*** Data for processing Section Begins ***

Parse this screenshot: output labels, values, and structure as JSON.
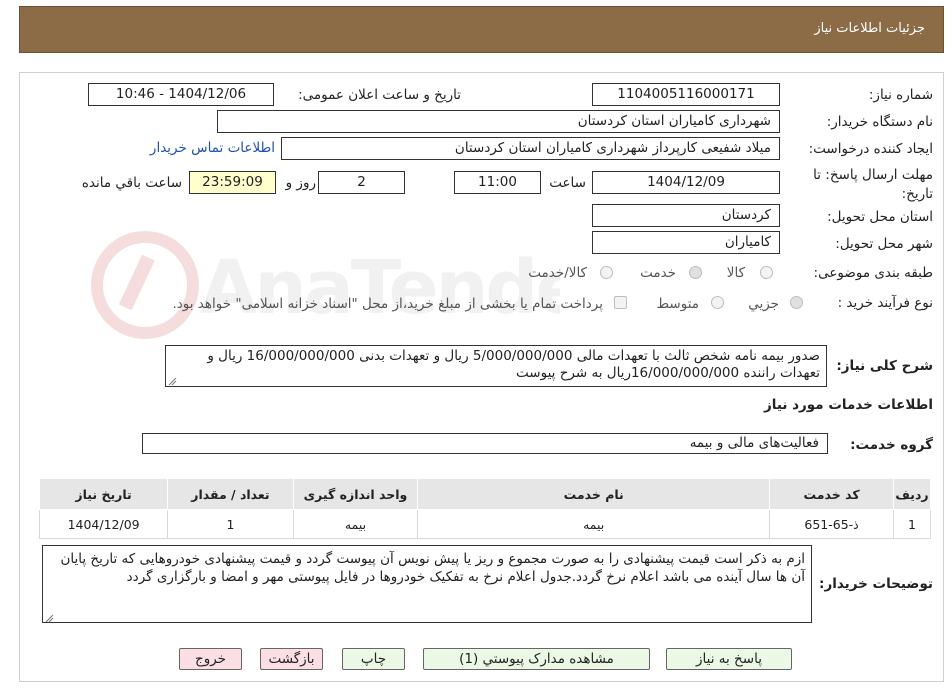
{
  "header": {
    "title": "جزئیات اطلاعات نیاز"
  },
  "form": {
    "need_number": {
      "label": "شماره نیاز:",
      "value": "1104005116000171"
    },
    "announce_datetime": {
      "label": "تاریخ و ساعت اعلان عمومی:",
      "value": "1404/12/06 - 10:46"
    },
    "buyer_org": {
      "label": "نام دستگاه خریدار:",
      "value": "شهرداری کامیاران استان کردستان"
    },
    "requester": {
      "label": "ایجاد کننده درخواست:",
      "value": "میلاد شفیعی کارپرداز شهرداری کامیاران استان کردستان",
      "contact_link": "اطلاعات تماس خریدار"
    },
    "deadline": {
      "label": "مهلت ارسال پاسخ: تا تاریخ:",
      "date": "1404/12/09",
      "time_label": "ساعت",
      "time": "11:00",
      "days": "2",
      "days_label": "روز و",
      "remaining": "23:59:09",
      "remaining_label": "ساعت باقي مانده"
    },
    "delivery_province": {
      "label": "استان محل تحویل:",
      "value": "کردستان"
    },
    "delivery_city": {
      "label": "شهر محل تحویل:",
      "value": "کامیاران"
    },
    "category": {
      "label": "طبقه بندی موضوعی:",
      "options": [
        "کالا",
        "خدمت",
        "کالا/خدمت"
      ],
      "selected": "خدمت"
    },
    "purchase_type": {
      "label": "نوع فرآیند خرید :",
      "options": [
        "جزیي",
        "متوسط"
      ],
      "selected": "جزیي",
      "treasury_note": "پرداخت تمام یا بخشی از مبلغ خرید،از محل \"اسناد خزانه اسلامی\" خواهد بود."
    },
    "general_description": {
      "label": "شرح کلی نیاز:",
      "value": "صدور بیمه نامه شخص ثالث  با تعهدات مالی 5/000/000/000 ریال و تعهدات بدنی 16/000/000/000 ریال و تعهدات راننده 16/000/000/000ریال به شرح  پیوست"
    }
  },
  "services_section": {
    "title": "اطلاعات خدمات مورد نیاز",
    "service_group_label": "گروه خدمت:",
    "service_group_value": "فعالیت‌های مالی و بیمه",
    "table": {
      "headers": [
        "ردیف",
        "کد خدمت",
        "نام خدمت",
        "واحد اندازه گیری",
        "تعداد / مقدار",
        "تاریخ نیاز"
      ],
      "rows": [
        [
          "1",
          "ذ-65-651",
          "بیمه",
          "بیمه",
          "1",
          "1404/12/09"
        ]
      ]
    }
  },
  "buyer_notes": {
    "label": "توضیحات خریدار:",
    "value": "ازم به ذکر است قیمت پیشنهادی را به صورت مجموع و ریز یا پیش نویس آن پیوست گردد و قیمت پیشنهادی خودروهایی که تاریخ پایان آن ها سال آینده می باشد  اعلام نرخ گردد.جدول اعلام نرخ به تفکیک خودروها در فایل پیوستی مهر و امضا و بارگزاری گردد"
  },
  "buttons": {
    "reply": "پاسخ به نیاز",
    "attachments": "مشاهده مدارک پیوستي (1)",
    "print": "چاپ",
    "back": "بازگشت",
    "exit": "خروج"
  },
  "colors": {
    "header_bg": "#8b6c46",
    "link": "#1f4fb5",
    "remaining_bg": "#ffffcc",
    "table_header_bg": "#e6e6e6",
    "green_button": "#ecf8e6",
    "red_button": "#fbdfe5"
  },
  "icons": {
    "watermark": "anatender-logo",
    "resize": "resize-grip-icon"
  }
}
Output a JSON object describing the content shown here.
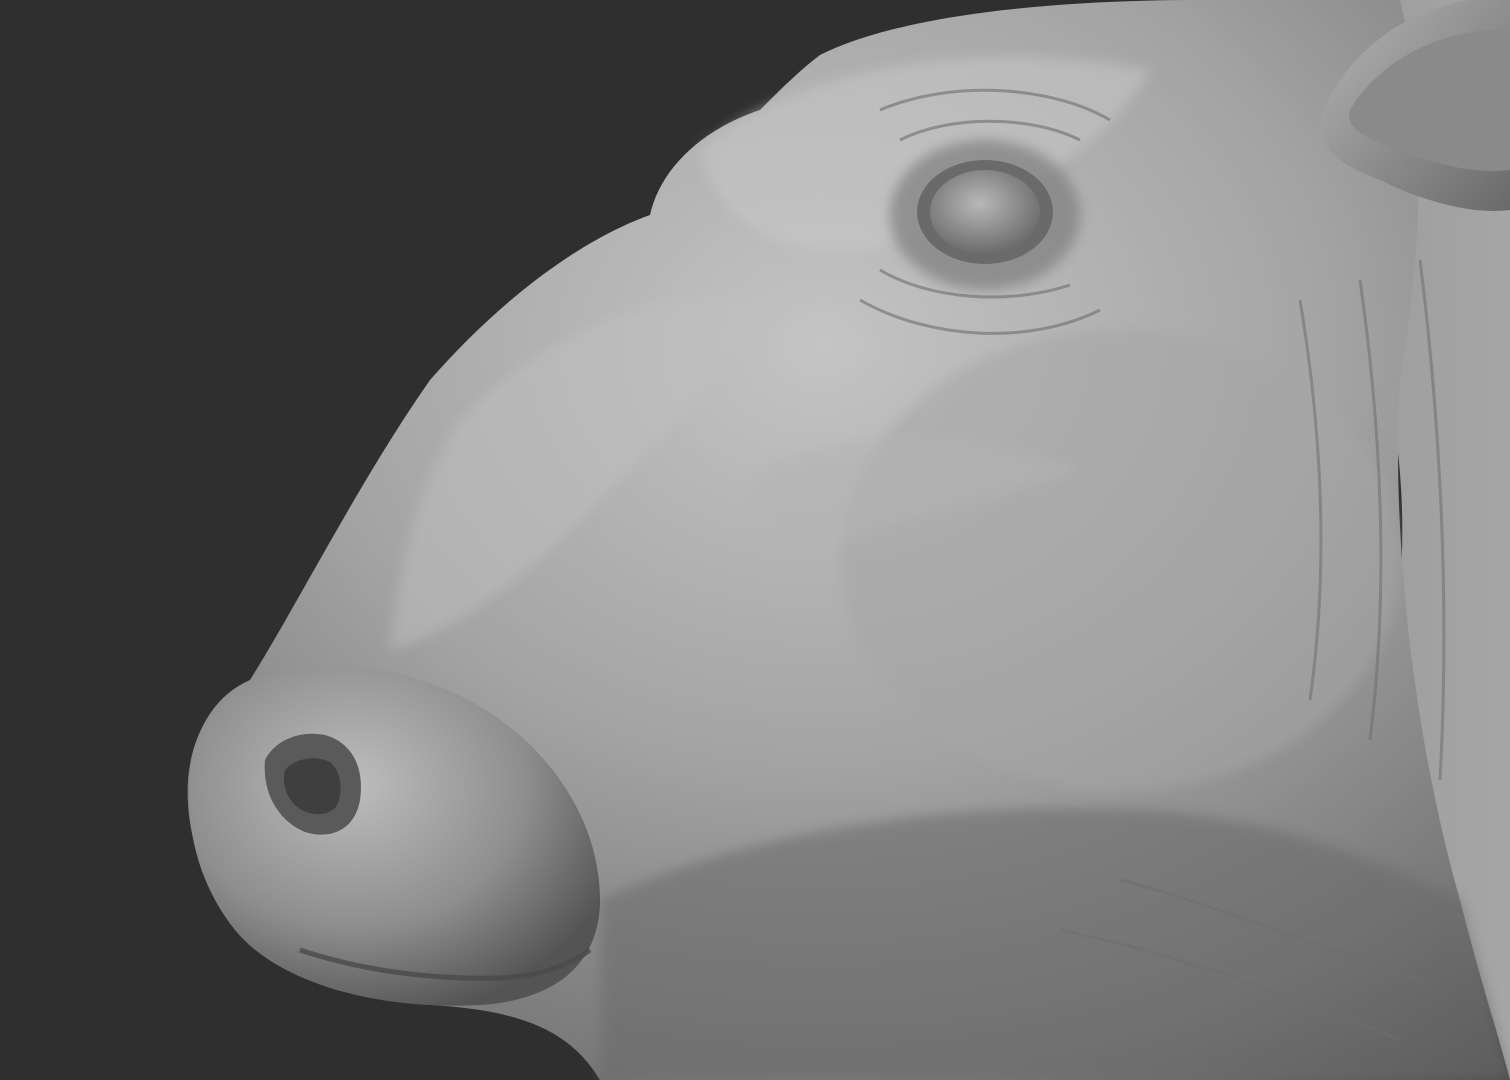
{
  "scene": {
    "subject": "cow-head-sculpt",
    "view": "left-profile",
    "colors": {
      "background": "#2f2f30",
      "clay_light": "#c9c9c9",
      "clay_mid": "#9e9e9e",
      "clay_dark": "#5a5a5a",
      "clay_shadow": "#3e3e3e"
    }
  }
}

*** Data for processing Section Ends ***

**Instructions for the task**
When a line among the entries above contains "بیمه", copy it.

**Task result**
      "value": "صدور بیمه نامه شخص ثالث  با تعهدات مالی 5/000/000/000 ریال و تعهدات بدنی 16/000/000/000 ریال و تعهدات راننده 16/000/000/000ریال به شرح  پیوست"
    "service_group_value": "فعالیت‌های مالی و بیمه",
          "بیمه",
          "بیمه",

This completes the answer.